=== Records for the task ===
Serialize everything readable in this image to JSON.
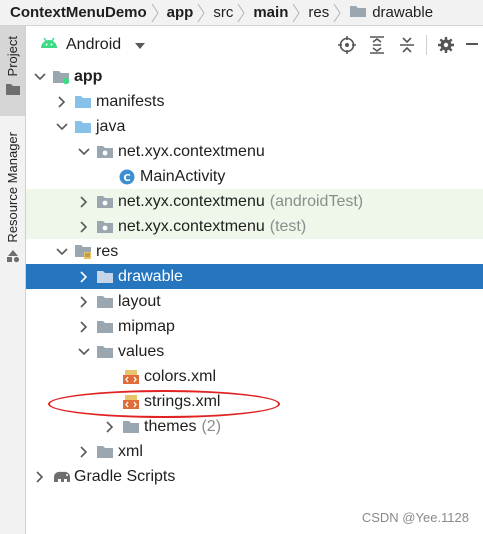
{
  "breadcrumb": [
    {
      "label": "ContextMenuDemo",
      "bold": true
    },
    {
      "label": "app",
      "bold": true
    },
    {
      "label": "src",
      "bold": false
    },
    {
      "label": "main",
      "bold": true
    },
    {
      "label": "res",
      "bold": false
    },
    {
      "label": "drawable",
      "bold": false
    }
  ],
  "tool_strip": {
    "project_label": "Project",
    "resource_manager_label": "Resource Manager"
  },
  "toolbar": {
    "view_label": "Android",
    "icons": [
      "locate-icon",
      "expand-all-icon",
      "collapse-all-icon",
      "settings-icon"
    ]
  },
  "tree": {
    "app": "app",
    "manifests": "manifests",
    "java": "java",
    "pkg_main": "net.xyx.contextmenu",
    "main_activity": "MainActivity",
    "pkg_android_test": "net.xyx.contextmenu",
    "android_test_hint": "(androidTest)",
    "pkg_test": "net.xyx.contextmenu",
    "test_hint": "(test)",
    "res": "res",
    "drawable": "drawable",
    "layout": "layout",
    "mipmap": "mipmap",
    "values": "values",
    "colors_xml": "colors.xml",
    "strings_xml": "strings.xml",
    "themes": "themes",
    "themes_count": "(2)",
    "xml": "xml",
    "gradle_scripts": "Gradle Scripts"
  },
  "colors": {
    "selection": "#2675bf",
    "test_highlight": "#eef7e9",
    "annotation": "#e02424",
    "folder_blue": "#87c1ea",
    "class_circle": "#3d8fd1"
  },
  "watermark": "CSDN @Yee.1128"
}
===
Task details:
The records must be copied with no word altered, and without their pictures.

Result for this task:
Serialize everything readable in this image to JSON.
{
  "breadcrumb": [
    {
      "label": "ContextMenuDemo",
      "bold": true
    },
    {
      "label": "app",
      "bold": true
    },
    {
      "label": "src",
      "bold": false
    },
    {
      "label": "main",
      "bold": true
    },
    {
      "label": "res",
      "bold": false
    },
    {
      "label": "drawable",
      "bold": false
    }
  ],
  "tool_strip": {
    "project_label": "Project",
    "resource_manager_label": "Resource Manager"
  },
  "toolbar": {
    "view_label": "Android",
    "icons": [
      "locate-icon",
      "expand-all-icon",
      "collapse-all-icon",
      "settings-icon"
    ]
  },
  "tree": {
    "app": "app",
    "manifests": "manifests",
    "java": "java",
    "pkg_main": "net.xyx.contextmenu",
    "main_activity": "MainActivity",
    "pkg_android_test": "net.xyx.contextmenu",
    "android_test_hint": "(androidTest)",
    "pkg_test": "net.xyx.contextmenu",
    "test_hint": "(test)",
    "res": "res",
    "drawable": "drawable",
    "layout": "layout",
    "mipmap": "mipmap",
    "values": "values",
    "colors_xml": "colors.xml",
    "strings_xml": "strings.xml",
    "themes": "themes",
    "themes_count": "(2)",
    "xml": "xml",
    "gradle_scripts": "Gradle Scripts"
  },
  "colors": {
    "selection": "#2675bf",
    "test_highlight": "#eef7e9",
    "annotation": "#e02424",
    "folder_blue": "#87c1ea",
    "class_circle": "#3d8fd1"
  },
  "watermark": "CSDN @Yee.1128"
}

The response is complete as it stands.